The data is to be reproduced in full and without error.

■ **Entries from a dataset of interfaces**
*** Block opens ***
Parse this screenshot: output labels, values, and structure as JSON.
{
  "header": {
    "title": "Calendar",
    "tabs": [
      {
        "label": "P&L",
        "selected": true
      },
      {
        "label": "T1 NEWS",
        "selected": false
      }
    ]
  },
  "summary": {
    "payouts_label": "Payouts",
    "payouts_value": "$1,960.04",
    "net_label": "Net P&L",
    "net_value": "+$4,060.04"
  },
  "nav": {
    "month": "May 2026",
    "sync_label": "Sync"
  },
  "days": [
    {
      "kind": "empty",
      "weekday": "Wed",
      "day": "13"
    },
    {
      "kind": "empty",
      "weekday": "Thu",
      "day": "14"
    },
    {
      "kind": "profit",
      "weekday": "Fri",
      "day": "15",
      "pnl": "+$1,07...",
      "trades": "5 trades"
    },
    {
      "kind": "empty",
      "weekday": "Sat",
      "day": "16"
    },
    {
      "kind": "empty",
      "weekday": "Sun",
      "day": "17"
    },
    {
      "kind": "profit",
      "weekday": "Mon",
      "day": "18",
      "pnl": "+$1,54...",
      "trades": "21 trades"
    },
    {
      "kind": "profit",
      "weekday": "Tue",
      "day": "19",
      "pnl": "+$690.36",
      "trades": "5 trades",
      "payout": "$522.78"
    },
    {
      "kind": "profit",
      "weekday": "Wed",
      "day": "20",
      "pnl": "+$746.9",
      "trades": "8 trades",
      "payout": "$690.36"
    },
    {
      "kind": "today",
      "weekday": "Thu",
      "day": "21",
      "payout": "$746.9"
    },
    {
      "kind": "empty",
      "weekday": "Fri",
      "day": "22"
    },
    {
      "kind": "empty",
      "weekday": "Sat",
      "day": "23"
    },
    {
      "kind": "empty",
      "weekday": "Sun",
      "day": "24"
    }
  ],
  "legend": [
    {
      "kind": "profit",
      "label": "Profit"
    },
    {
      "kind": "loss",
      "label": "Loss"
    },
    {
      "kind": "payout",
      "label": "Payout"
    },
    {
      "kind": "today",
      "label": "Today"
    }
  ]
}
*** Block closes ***
■ **Response to the task**
Parse this screenshot: output labels, values, and structure as JSON.
{
  "header": {
    "title": "Calendar",
    "tabs": [
      {
        "label": "P&L",
        "selected": true
      },
      {
        "label": "T1 NEWS",
        "selected": false
      }
    ]
  },
  "summary": {
    "payouts_label": "Payouts",
    "payouts_value": "$1,960.04",
    "net_label": "Net P&L",
    "net_value": "+$4,060.04"
  },
  "nav": {
    "month": "May 2026",
    "sync_label": "Sync"
  },
  "days": [
    {
      "kind": "empty",
      "weekday": "Wed",
      "day": "13"
    },
    {
      "kind": "empty",
      "weekday": "Thu",
      "day": "14"
    },
    {
      "kind": "profit",
      "weekday": "Fri",
      "day": "15",
      "pnl": "+$1,07...",
      "trades": "5 trades"
    },
    {
      "kind": "empty",
      "weekday": "Sat",
      "day": "16"
    },
    {
      "kind": "empty",
      "weekday": "Sun",
      "day": "17"
    },
    {
      "kind": "profit",
      "weekday": "Mon",
      "day": "18",
      "pnl": "+$1,54...",
      "trades": "21 trades"
    },
    {
      "kind": "profit",
      "weekday": "Tue",
      "day": "19",
      "pnl": "+$690.36",
      "trades": "5 trades",
      "payout": "$522.78"
    },
    {
      "kind": "profit",
      "weekday": "Wed",
      "day": "20",
      "pnl": "+$746.9",
      "trades": "8 trades",
      "payout": "$690.36"
    },
    {
      "kind": "today",
      "weekday": "Thu",
      "day": "21",
      "payout": "$746.9"
    },
    {
      "kind": "empty",
      "weekday": "Fri",
      "day": "22"
    },
    {
      "kind": "empty",
      "weekday": "Sat",
      "day": "23"
    },
    {
      "kind": "empty",
      "weekday": "Sun",
      "day": "24"
    }
  ],
  "legend": [
    {
      "kind": "profit",
      "label": "Profit"
    },
    {
      "kind": "loss",
      "label": "Loss"
    },
    {
      "kind": "payout",
      "label": "Payout"
    },
    {
      "kind": "today",
      "label": "Today"
    }
  ]
}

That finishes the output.